Consumerism: The Modern Pavlov

Everybody has at least some remote knowledge about the experiment of Pavlov and his dogs: once they heard the bell ring, they knew the food was to be served. In a world dominated by the policy of consumerism, it can be argued that people often take the place of a modern-day Pavlov`s dog, in relation to what they buy and what they think they buy. Yet, when it comes to food shopping, there is no denial: most impulses of choosing specific products are triggered by the five inborn senses, especially by the strongest and most intricate out of them, which implies that food retailers have a wondrous advantage over the customers: the power of smell.

Walking along the sweets section in a supermarket and suddenly feeling like eating a bar of chocolate; going out with your friends in a fancy restaurant and ordering sushi, which you had never tried before, but only because it smelled delicious on someone else`s table etc.: these are frequent, daily and common situations which one may happen upon – and they all prove that senses can work in pairs. The nose is breathing in, the mouth is already watering in delight, even though the stomach is not yet hungry and the eyes are yet to see the delicatessen.

The Art of the Fragrance

Mastering the use of scents is a trick many food retailers have started availing of. Have you ever noticed that every McDonald`s on this planet has the exact same smell of French fries and beef? Or that in Lindt stores, the scent of chocolate is uncannily intense and rich? These are only some examples, because almost every food retailer uses smell one way or another, even the tiniest corner store on your street.

Of course, we can link various food scents with various customer reactions, depending on the purpose of a scent encountered in a store. Pastry shops often use the scent of freshly-baked cookies to trigger memories associated with warmth, family and childhood, due to the fact that most customers had a granny once who baked for them too.

In bars, there is a strong beer scent or an inviting Merlot aroma to persuade people into buying alcoholic beverages – and, consequently, into spending more or carelessly. The same technique is also used by some traveling agencies – their rooms smell of mango and Pina Colada, to create the olfactory illusion of exoticism among their potential clients.
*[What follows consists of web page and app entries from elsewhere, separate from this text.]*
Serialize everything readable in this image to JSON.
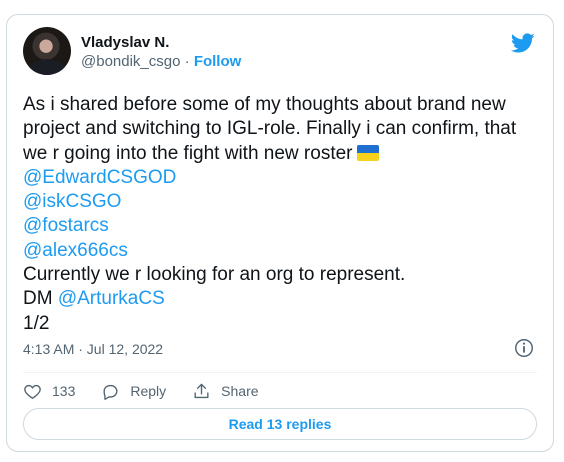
{
  "tweet": {
    "author": {
      "name": "Vladyslav N.",
      "handle": "@bondik_csgo",
      "separator": " · ",
      "follow_label": "Follow"
    },
    "body": {
      "text_line_1": "As i shared before some of my thoughts about brand new project and switching to IGL-role. Finally i can confirm, that we r going into the fight with new roster",
      "mentions": [
        "@EdwardCSGOD",
        "@iskCSGO",
        "@fostarcs",
        "@alex666cs"
      ],
      "text_line_2": "Currently we r looking for an org to represent.",
      "dm_prefix": "DM ",
      "dm_mention": "@ArturkaCS",
      "thread_count": "1/2"
    },
    "timestamp": "4:13 AM · Jul 12, 2022",
    "actions": {
      "like_count": "133",
      "reply_label": "Reply",
      "share_label": "Share"
    },
    "read_replies_label": "Read 13 replies"
  },
  "colors": {
    "accent": "#1d9bf0",
    "text": "#0f1419",
    "muted": "#536471",
    "border": "#cfd9de"
  },
  "icons": [
    "twitter-bird-icon",
    "ukraine-flag-icon",
    "info-icon",
    "heart-icon",
    "reply-icon",
    "share-icon"
  ]
}
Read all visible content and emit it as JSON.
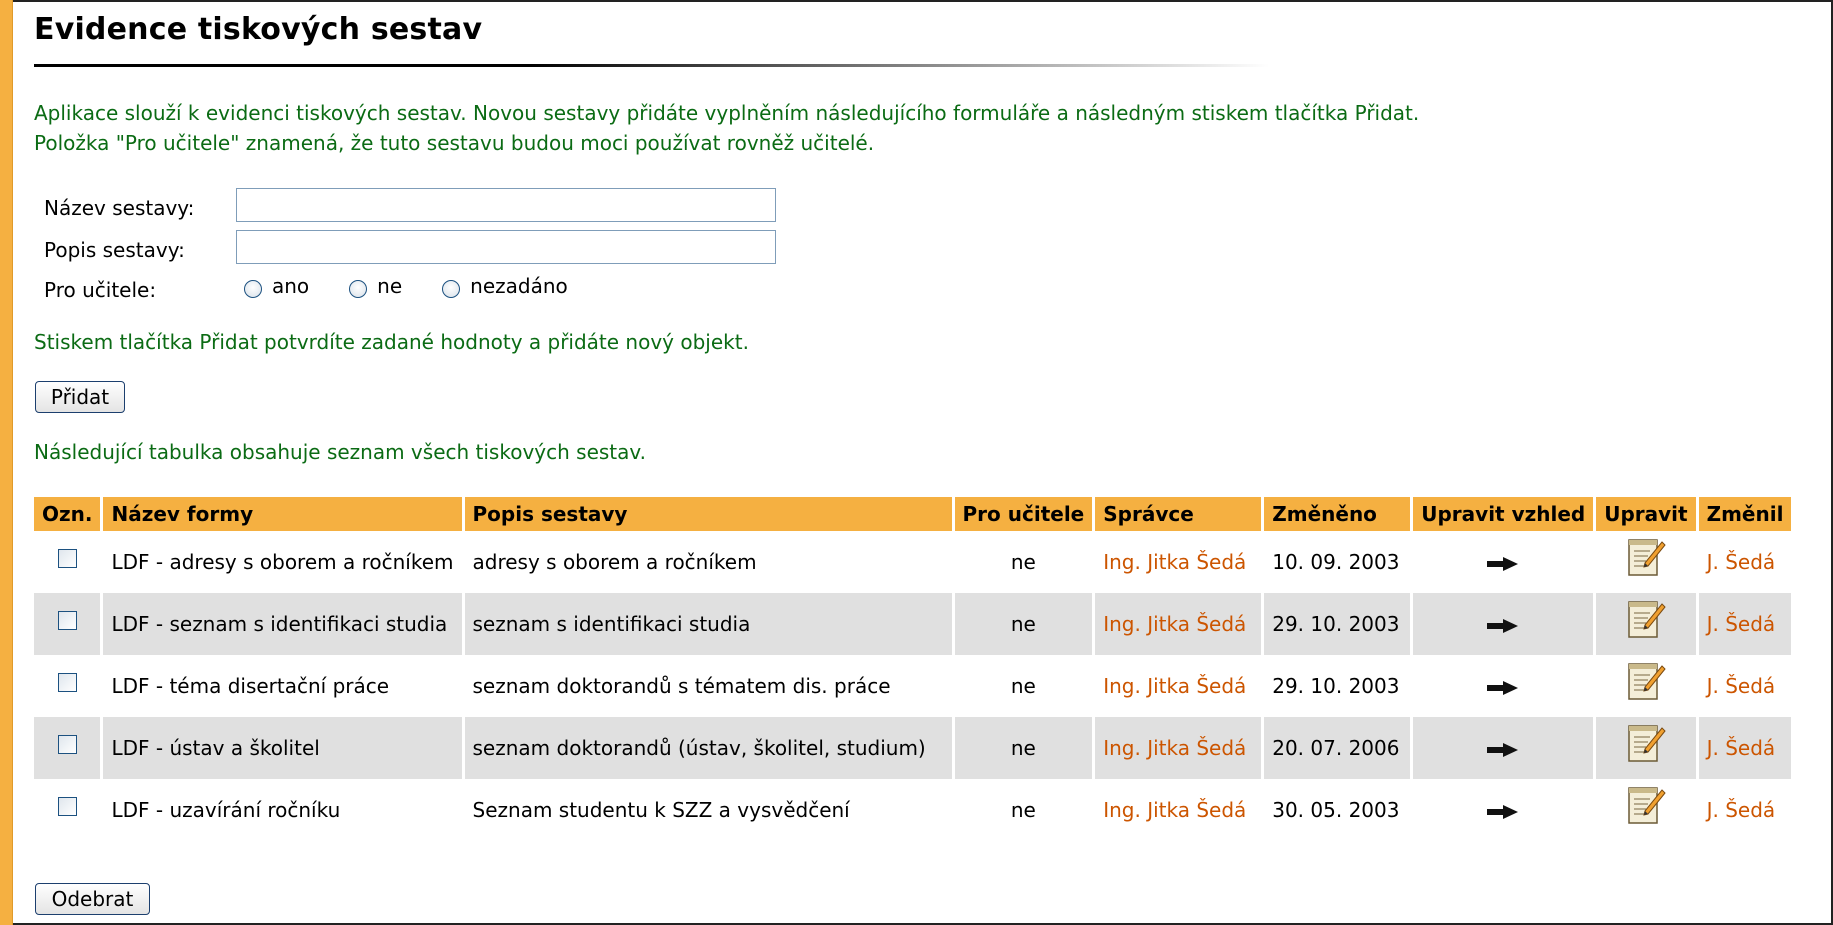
{
  "page": {
    "title": "Evidence tiskových sestav",
    "intro": "Aplikace slouží k evidenci tiskových sestav. Novou sestavy přidáte vyplněním následujícího formuláře a následným stiskem tlačítka Přidat. Položka \"Pro učitele\" znamená, že tuto sestavu budou moci používat rovněž učitelé.",
    "accent_color": "#f5b041",
    "text_green": "#0b6b14",
    "link_color": "#cc5500"
  },
  "form": {
    "name_label": "Název sestavy:",
    "name_value": "",
    "desc_label": "Popis sestavy:",
    "desc_value": "",
    "teacher_label": "Pro učitele:",
    "options": [
      "ano",
      "ne",
      "nezadáno"
    ],
    "selected_option": null
  },
  "confirm_text": "Stiskem tlačítka Přidat potvrdíte zadané hodnoty a přidáte nový objekt.",
  "add_button": "Přidat",
  "table_desc": "Následující tabulka obsahuje seznam všech tiskových sestav.",
  "table": {
    "headers": [
      "Ozn.",
      "Název formy",
      "Popis sestavy",
      "Pro učitele",
      "Správce",
      "Změněno",
      "Upravit vzhled",
      "Upravit",
      "Změnil"
    ],
    "rows": [
      {
        "checked": false,
        "name": "LDF - adresy s oborem a ročníkem",
        "desc": "adresy s oborem a ročníkem",
        "teacher": "ne",
        "admin": "Ing. Jitka Šedá",
        "changed": "10. 09. 2003",
        "changed_by": "J. Šedá"
      },
      {
        "checked": false,
        "name": "LDF - seznam s identifikaci studia",
        "desc": "seznam s identifikaci studia",
        "teacher": "ne",
        "admin": "Ing. Jitka Šedá",
        "changed": "29. 10. 2003",
        "changed_by": "J. Šedá"
      },
      {
        "checked": false,
        "name": "LDF - téma disertační práce",
        "desc": "seznam doktorandů s tématem dis. práce",
        "teacher": "ne",
        "admin": "Ing. Jitka Šedá",
        "changed": "29. 10. 2003",
        "changed_by": "J. Šedá"
      },
      {
        "checked": false,
        "name": "LDF - ústav a školitel",
        "desc": "seznam doktorandů (ústav, školitel, studium)",
        "teacher": "ne",
        "admin": "Ing. Jitka Šedá",
        "changed": "20. 07. 2006",
        "changed_by": "J. Šedá"
      },
      {
        "checked": false,
        "name": "LDF - uzavírání ročníku",
        "desc": "Seznam studentu k SZZ a vysvědčení",
        "teacher": "ne",
        "admin": "Ing. Jitka Šedá",
        "changed": "30. 05. 2003",
        "changed_by": "J. Šedá"
      }
    ],
    "layout_icon": "arrow-right-icon",
    "edit_icon": "edit-document-icon"
  },
  "remove_button": "Odebrat"
}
The Benefits of the Retailer

The benefits of a retailer who knows how to maneuver the issue of food scents are incredibly numerous and especially lucrative: studies show a 300% rise in sale figures for retailers which use food scents, compared to those who do not. Moreover, the ambiance of the store is generally suggested through fragrance, and this is how a first-time customer can pick out a place to eat, based on where their nose is guiding them. When lacking the ability to taste something, smell is the best alternative, although it can be misleading.
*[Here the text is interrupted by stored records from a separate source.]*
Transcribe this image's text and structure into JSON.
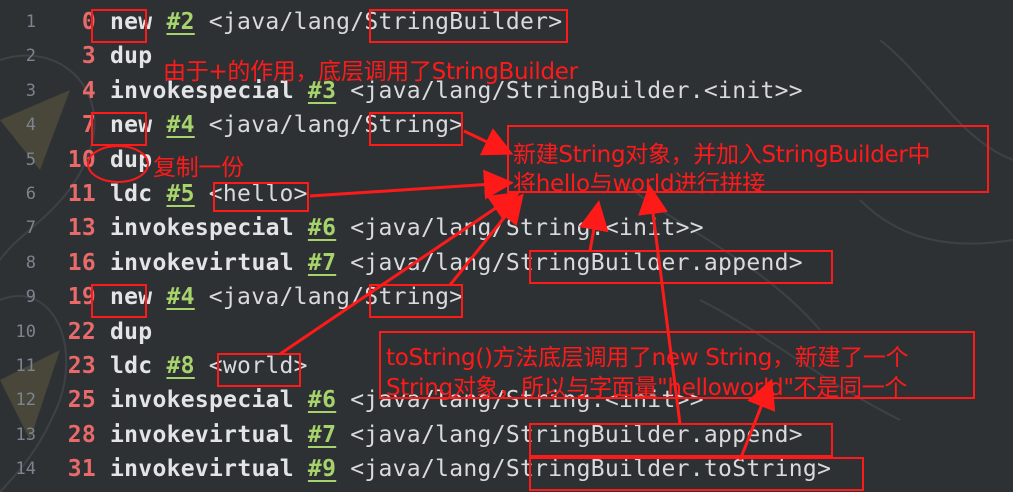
{
  "lines": [
    {
      "num": "1",
      "offset": "0",
      "op": "new",
      "ref": "#2",
      "arg": "<java/lang/StringBuilder>"
    },
    {
      "num": "2",
      "offset": "3",
      "op": "dup",
      "ref": "",
      "arg": ""
    },
    {
      "num": "3",
      "offset": "4",
      "op": "invokespecial",
      "ref": "#3",
      "arg": "<java/lang/StringBuilder.<init>>"
    },
    {
      "num": "4",
      "offset": "7",
      "op": "new",
      "ref": "#4",
      "arg": "<java/lang/String>"
    },
    {
      "num": "5",
      "offset": "10",
      "op": "dup",
      "ref": "",
      "arg": ""
    },
    {
      "num": "6",
      "offset": "11",
      "op": "ldc",
      "ref": "#5",
      "arg": "<hello>"
    },
    {
      "num": "7",
      "offset": "13",
      "op": "invokespecial",
      "ref": "#6",
      "arg": "<java/lang/String.<init>>"
    },
    {
      "num": "8",
      "offset": "16",
      "op": "invokevirtual",
      "ref": "#7",
      "arg": "<java/lang/StringBuilder.append>"
    },
    {
      "num": "9",
      "offset": "19",
      "op": "new",
      "ref": "#4",
      "arg": "<java/lang/String>"
    },
    {
      "num": "10",
      "offset": "22",
      "op": "dup",
      "ref": "",
      "arg": ""
    },
    {
      "num": "11",
      "offset": "23",
      "op": "ldc",
      "ref": "#8",
      "arg": "<world>"
    },
    {
      "num": "12",
      "offset": "25",
      "op": "invokespecial",
      "ref": "#6",
      "arg": "<java/lang/String.<init>>"
    },
    {
      "num": "13",
      "offset": "28",
      "op": "invokevirtual",
      "ref": "#7",
      "arg": "<java/lang/StringBuilder.append>"
    },
    {
      "num": "14",
      "offset": "31",
      "op": "invokevirtual",
      "ref": "#9",
      "arg": "<java/lang/StringBuilder.toString>"
    }
  ],
  "annotations": {
    "note_stringbuilder": "由于+的作用，底层调用了StringBuilder",
    "note_copy": "复制一份",
    "note_new_string_1": "新建String对象，并加入StringBuilder中",
    "note_new_string_2": "将hello与world进行拼接",
    "note_tostring_1": "toString()方法底层调用了new String，新建了一个",
    "note_tostring_2": "String对象，所以与字面量\"helloworld\"不是同一个"
  },
  "colors": {
    "background": "#2e3134",
    "annotation": "#ff1a1a",
    "offset": "#e96a6a",
    "reference": "#a6d36b",
    "opcode": "#e2e4e6",
    "line_number": "#7d8490"
  }
}
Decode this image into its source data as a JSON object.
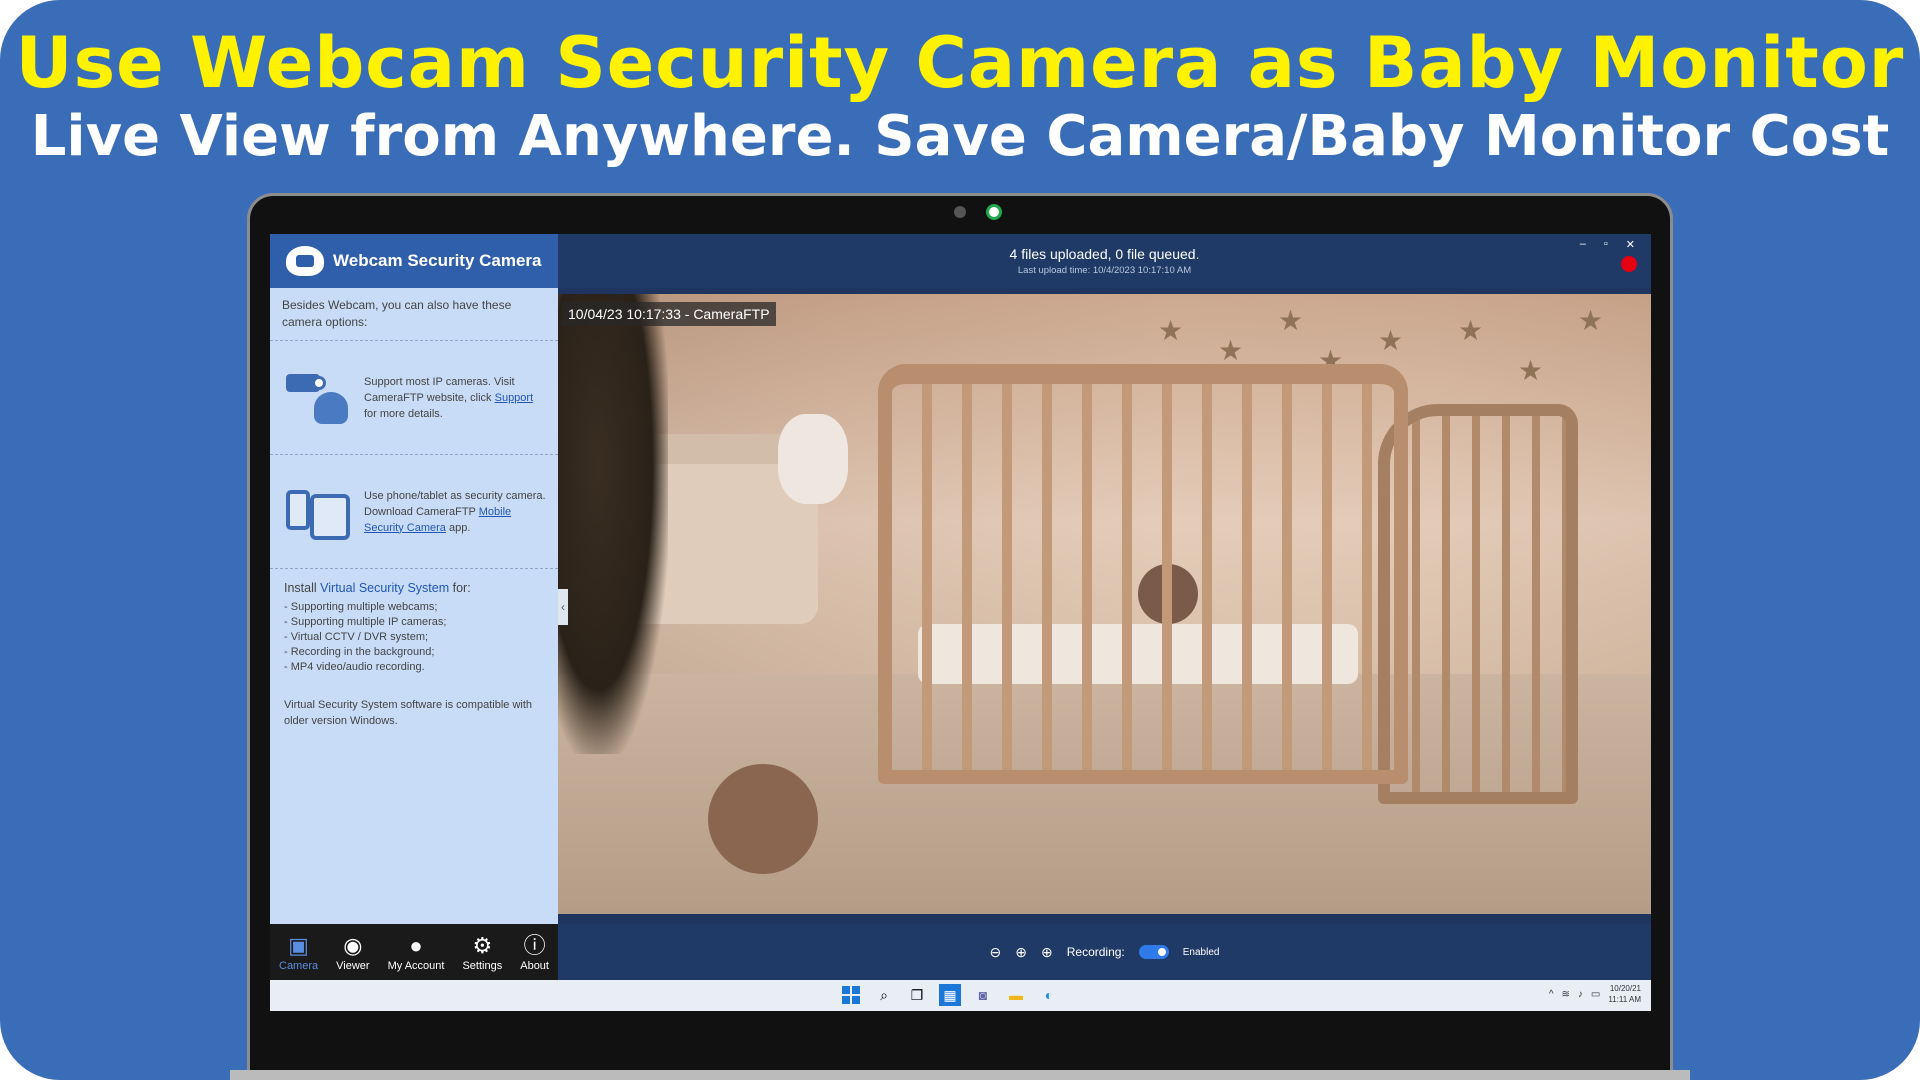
{
  "banner": {
    "headline": "Use Webcam Security Camera as Baby Monitor",
    "subline": "Live View from Anywhere. Save Camera/Baby Monitor Cost"
  },
  "app": {
    "title": "Webcam Security Camera",
    "intro": "Besides Webcam, you can also have these camera options:",
    "option_ip": {
      "text_before": "Support most IP cameras. Visit CameraFTP website, click ",
      "link": "Support",
      "text_after": " for more details."
    },
    "option_mobile": {
      "text_before": "Use phone/tablet as security camera. Download CameraFTP ",
      "link": "Mobile Security Camera",
      "text_after": " app."
    },
    "install": {
      "prefix": "Install",
      "link": "Virtual Security System",
      "suffix": "for:",
      "items": [
        "Supporting multiple webcams;",
        "Supporting multiple IP cameras;",
        "Virtual CCTV / DVR system;",
        "Recording in the background;",
        "MP4 video/audio recording."
      ],
      "note": "Virtual Security System software is compatible with older version Windows."
    },
    "nav": [
      {
        "label": "Camera",
        "icon": "camera-ftp-icon",
        "active": true
      },
      {
        "label": "Viewer",
        "icon": "eye-icon",
        "active": false
      },
      {
        "label": "My Account",
        "icon": "user-icon",
        "active": false
      },
      {
        "label": "Settings",
        "icon": "gear-icon",
        "active": false
      },
      {
        "label": "About",
        "icon": "info-icon",
        "active": false
      }
    ],
    "upload_status": "4 files uploaded, 0 file queued.",
    "upload_time": "Last upload time: 10/4/2023 10:17:10 AM",
    "timestamp_overlay": "10/04/23 10:17:33 - CameraFTP",
    "recording_label": "Recording:",
    "recording_state": "Enabled",
    "record_indicator_color": "#e60012"
  },
  "taskbar": {
    "date": "10/20/21",
    "time": "11:11 AM"
  },
  "colors": {
    "banner_bg": "#3a6db7",
    "headline": "#fff200",
    "app_header": "#2f5eaa",
    "sidebar_bg": "#c9dcf7"
  }
}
For instance, think of a bag of gummy bears that had gone off – they still smell like strawberry, but they taste closer to plastic than to an actual fruit. In addition, a retail shop that develops its own olfactory fingerprint already takes a giant leap towards becoming a popular brand, because people tend to have a higher degree of accuracy in their olfactory memories than in the visual or in the auditory ones.

Just a Subtle Hint of Coffee
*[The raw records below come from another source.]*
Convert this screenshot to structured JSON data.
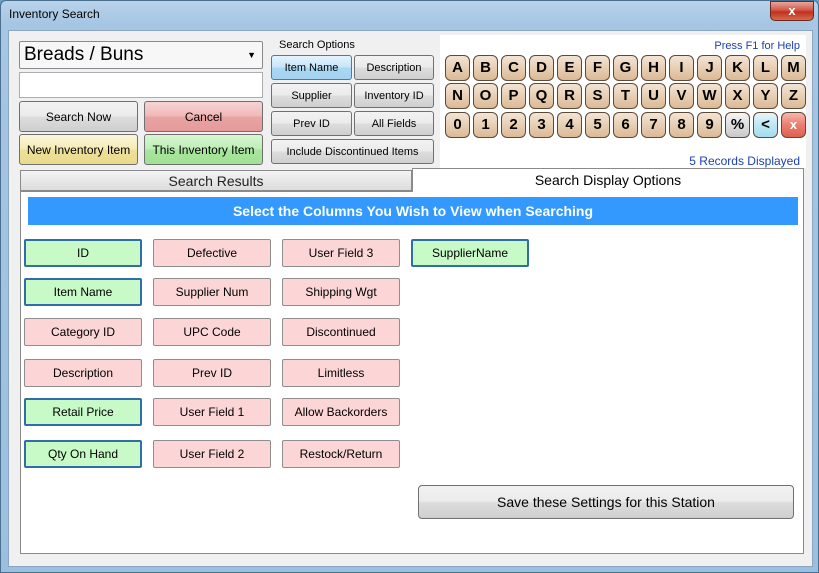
{
  "window": {
    "title": "Inventory Search",
    "close_label": "x"
  },
  "category_dropdown": {
    "value": "Breads / Buns"
  },
  "search_text": {
    "value": ""
  },
  "actions": {
    "search_now": "Search Now",
    "cancel": "Cancel",
    "new_inventory_item": "New Inventory Item",
    "this_inventory_item": "This Inventory Item"
  },
  "search_options": {
    "label": "Search Options",
    "item_name": "Item Name",
    "description": "Description",
    "supplier": "Supplier",
    "inventory_id": "Inventory ID",
    "prev_id": "Prev ID",
    "all_fields": "All Fields",
    "include_discontinued": "Include Discontinued Items"
  },
  "keypad": {
    "help": "Press F1 for Help",
    "records": "5 Records Displayed",
    "row1": [
      "A",
      "B",
      "C",
      "D",
      "E",
      "F",
      "G",
      "H",
      "I",
      "J",
      "K",
      "L",
      "M"
    ],
    "row2": [
      "N",
      "O",
      "P",
      "Q",
      "R",
      "S",
      "T",
      "U",
      "V",
      "W",
      "X",
      "Y",
      "Z"
    ],
    "row3": [
      "0",
      "1",
      "2",
      "3",
      "4",
      "5",
      "6",
      "7",
      "8",
      "9",
      "%",
      "<",
      "x"
    ]
  },
  "tabs": {
    "search_results": "Search Results",
    "search_display_options": "Search Display Options"
  },
  "display_options": {
    "banner": "Select the Columns You Wish to View when Searching",
    "col1": [
      {
        "label": "ID",
        "on": true
      },
      {
        "label": "Item Name",
        "on": true
      },
      {
        "label": "Category ID",
        "on": false
      },
      {
        "label": "Description",
        "on": false
      },
      {
        "label": "Retail Price",
        "on": true
      },
      {
        "label": "Qty On Hand",
        "on": true
      }
    ],
    "col2": [
      {
        "label": "Defective",
        "on": false
      },
      {
        "label": "Supplier Num",
        "on": false
      },
      {
        "label": "UPC Code",
        "on": false
      },
      {
        "label": "Prev ID",
        "on": false
      },
      {
        "label": "User Field 1",
        "on": false
      },
      {
        "label": "User Field 2",
        "on": false
      }
    ],
    "col3": [
      {
        "label": "User Field 3",
        "on": false
      },
      {
        "label": "Shipping Wgt",
        "on": false
      },
      {
        "label": "Discontinued",
        "on": false
      },
      {
        "label": "Limitless",
        "on": false
      },
      {
        "label": "Allow Backorders",
        "on": false
      },
      {
        "label": "Restock/Return",
        "on": false
      }
    ],
    "col4": [
      {
        "label": "SupplierName",
        "on": true
      }
    ],
    "save": "Save these Settings for this Station"
  }
}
It seems like Starbucks has developed the true smell of success – its core lies in the strong aroma of roasted coffee beans. A few years ago, they faced a decline because of a misuse of scent; according to their CEO, “the smell of the company’s breakfast sandwiches overpowered the aroma of coffee and new flavors had replaced genuine inspiration.”

Is it possible for a hint of coffee to be so convincing that it may make you more likely to buy a cup, even if it is over-priced or if you do not drink coffee on a regular basis? A positive answer is self-evident.

Coffee is a complex substance with as many as 5000 compounds, which is not only able to stir up good, positive feelings, but it can also awaken you only by its smell, especially if you are already a caffeine addict.

What Is the Most Appealing Scent of Food?

We all enjoy indulging ourselves with a nice meal at a restaurant every once in a while. According to a recent study, the preferences in what the ambience of the ideal restaurant should smell like vary greatly: some chose a scent of baked bread with spices, such as basil, rosemary and garlic; others chose the sweet flavours of desserts, whereas a vast majority chose the smell of a roasted chicken which had just been taken out of the oven.

But this, of course, depends on who your customers are; to exemplify, it would be impossible to convince a Uni student on an early Sunday morning that there is any scent better than frying bacon. What is sure is that scents, especially in food retail, can be sold or can improve the sale process and the customer`s experience, without challenging the ethics of the retailer – and even if they were an unfair advantage…it would be a genuinely pleasurable one.